Exercise description:
Find every line with the string "link" in the material below and copy it.

Material for the task:

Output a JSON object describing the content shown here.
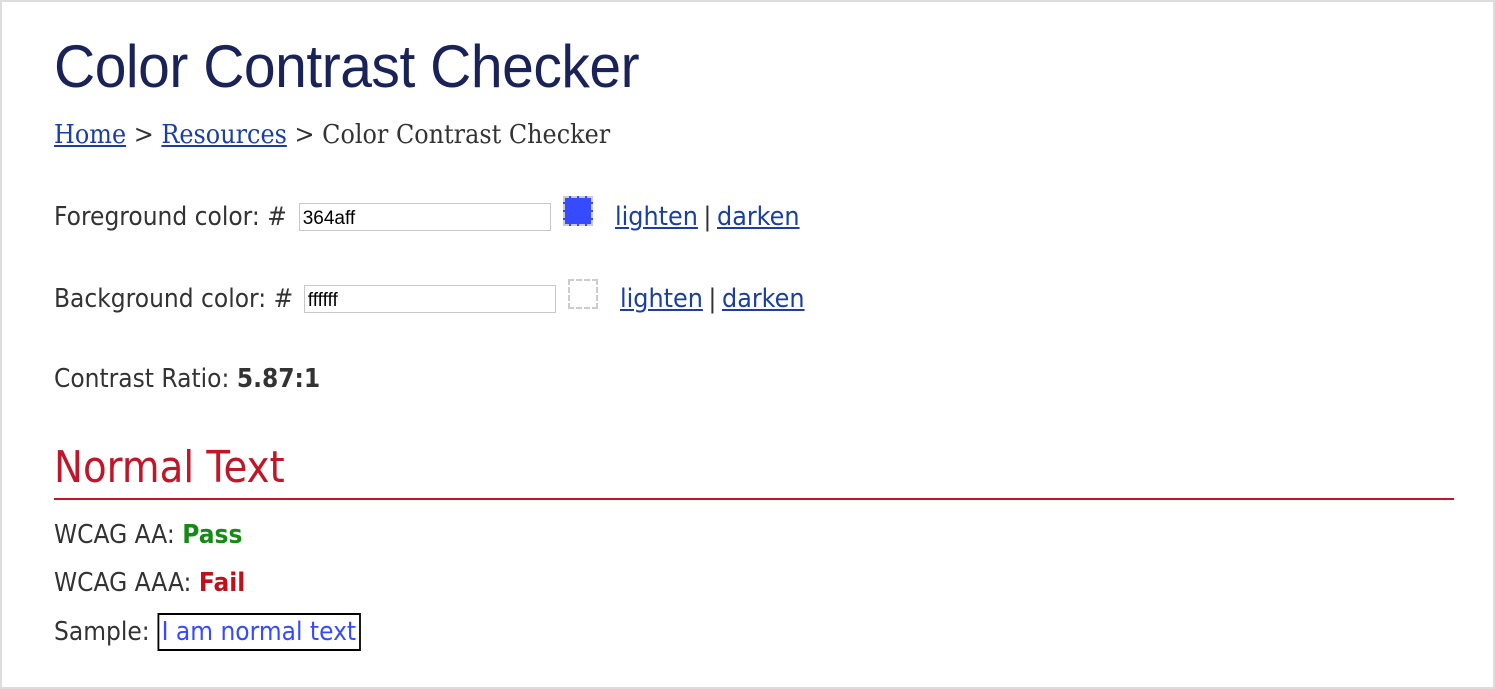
{
  "page": {
    "title": "Color Contrast Checker"
  },
  "breadcrumb": {
    "items": [
      {
        "label": "Home",
        "link": true
      },
      {
        "label": "Resources",
        "link": true
      },
      {
        "label": "Color Contrast Checker",
        "link": false
      }
    ],
    "separator": ">"
  },
  "foreground": {
    "label": "Foreground color: #",
    "value": "364aff",
    "swatch_color": "#364aff",
    "lighten_label": "lighten",
    "darken_label": "darken",
    "separator": "|"
  },
  "background": {
    "label": "Background color: #",
    "value": "ffffff",
    "swatch_color": "#ffffff",
    "lighten_label": "lighten",
    "darken_label": "darken",
    "separator": "|"
  },
  "contrast": {
    "label": "Contrast Ratio: ",
    "value": "5.87:1"
  },
  "normal_text": {
    "heading": "Normal Text",
    "aa_label": "WCAG AA: ",
    "aa_result": "Pass",
    "aaa_label": "WCAG AAA: ",
    "aaa_result": "Fail",
    "sample_label": "Sample: ",
    "sample_text": "I am normal text"
  },
  "colors": {
    "title": "#1a2357",
    "heading": "#c0162a",
    "pass": "#168a16",
    "fail": "#c0101a",
    "link": "#1a3fa0"
  }
}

Result of the task:
        "link": true
        "link": true
        "link": false
    "link": "#1a3fa0"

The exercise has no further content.